Pasefika Proud has confirmed dates for the next round of ethnic specific family violence prevention training programmes from late 2018 through 2019.
The training programme is designed to build the capability of Pacific providers and practitioners by providing training on culturally appropriate responses to Pacific individuals and families affected by family violence. People of influence in Pacific communities are also able to participate.
There are two parts to the training programme:
Part 1: What you need to know covers what defines family violence, the effect on Pacific communities, relevant legislation, the latest data, safety planning and managing risk with an emphasis on the experiences of Pacific peoples and their families.
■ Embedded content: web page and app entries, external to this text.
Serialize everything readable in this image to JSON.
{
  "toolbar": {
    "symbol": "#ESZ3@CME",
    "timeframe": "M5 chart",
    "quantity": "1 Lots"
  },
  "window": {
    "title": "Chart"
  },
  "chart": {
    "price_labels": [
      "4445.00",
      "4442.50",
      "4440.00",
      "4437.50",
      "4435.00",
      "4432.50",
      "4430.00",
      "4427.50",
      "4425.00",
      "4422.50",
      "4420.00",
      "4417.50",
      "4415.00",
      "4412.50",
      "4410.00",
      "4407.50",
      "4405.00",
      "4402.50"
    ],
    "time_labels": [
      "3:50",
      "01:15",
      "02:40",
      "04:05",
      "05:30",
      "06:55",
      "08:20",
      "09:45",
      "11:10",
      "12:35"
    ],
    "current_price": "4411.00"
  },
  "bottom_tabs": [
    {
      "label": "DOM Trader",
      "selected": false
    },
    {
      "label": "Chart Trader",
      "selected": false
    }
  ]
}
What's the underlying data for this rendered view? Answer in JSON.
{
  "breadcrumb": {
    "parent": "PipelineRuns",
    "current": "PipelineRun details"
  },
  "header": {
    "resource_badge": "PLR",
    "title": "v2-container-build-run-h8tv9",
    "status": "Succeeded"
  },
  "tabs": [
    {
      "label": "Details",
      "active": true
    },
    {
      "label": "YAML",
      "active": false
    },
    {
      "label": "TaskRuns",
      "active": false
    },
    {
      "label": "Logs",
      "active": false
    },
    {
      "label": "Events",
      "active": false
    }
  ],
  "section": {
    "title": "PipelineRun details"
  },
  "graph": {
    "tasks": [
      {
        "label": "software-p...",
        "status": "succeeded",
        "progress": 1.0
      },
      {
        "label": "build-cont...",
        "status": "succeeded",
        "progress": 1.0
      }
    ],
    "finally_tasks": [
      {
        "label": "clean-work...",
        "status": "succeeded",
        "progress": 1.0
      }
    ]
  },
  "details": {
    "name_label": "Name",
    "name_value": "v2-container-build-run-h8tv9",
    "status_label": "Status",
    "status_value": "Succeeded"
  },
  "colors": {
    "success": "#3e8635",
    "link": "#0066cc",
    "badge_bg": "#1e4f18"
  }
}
It is designed for Pacific community support workers and members of the Pacific community who are often the first people approached by Pacific families experiencing family violence.
Part 2 offers ethnic specific programmes that address cultural approaches to family wellbeing when dealing with family violence, specific to one of the eight biggest Pacific communities living in Aotearoa New Zealand: Cook Islands, Fiji, Kiribati, Niue, Samoa, Tokelau, Tonga and Tuvalu.
Le Va offers Pasifika cultural competency training for health and disability workers (not specific to family violence). They have released the dates for their 2019 training. Some sessions have a disability focus.
Le Va also offers LifeKeepers, a national suicide prevention training programme created especially for New Zealand communities. The programme is designed especially for people who work in communities or in frontline community roles, such as: support workers, sports coaches, emergency service personnel, church leaders, school counsellors, youth workers, Māori wardens, caregivers, Kaumatua and community leaders.
Aotearoa New Zealand
In July 2018, ACC Minister Iain Lees-Galloway and Minister for Pacific Peoples Aupito William Sio announced the launch of a five year national violence prevention programme for Pasifika young people, called Atu-Mai.
At the Pacific Aotearoa Summit in November 2018, the Ministry for Pacific Peoples launched a new report. The report, Lalanga Fou, sets out the Government's vision for Pacific communities in New Zealand. It was developed from public consultation involving an online survey and talanoa (discussion, conversation). See the Pacific Aotearoa website for more information including brief summaries and case studies.
Also in 2018, four new reports were published from research projects exploring ways to address family violence in Pacific communities and cultural contexts in Aotearoa New Zealand.
Eleven Pacific countries have agreed to form a regional working group to address domestic violence. The group will support countries with implementation of existing domestic violence or family protection legislation, which could include common regional strategies and initiatives. Listen to an interview with the director of the Pacific Community's Regional Rights Resource Team, Miles Young on Radio NZ.
The Samoan national inquiry into family violence released its final report in September 2018. The full report, National Public Inquiry into Family Violence in Samoa State of human rights report (2018) is available from the Samoa Office of the Ombudsman.
Selected and related media
Submitted on Thu, 2018-12-06 09:50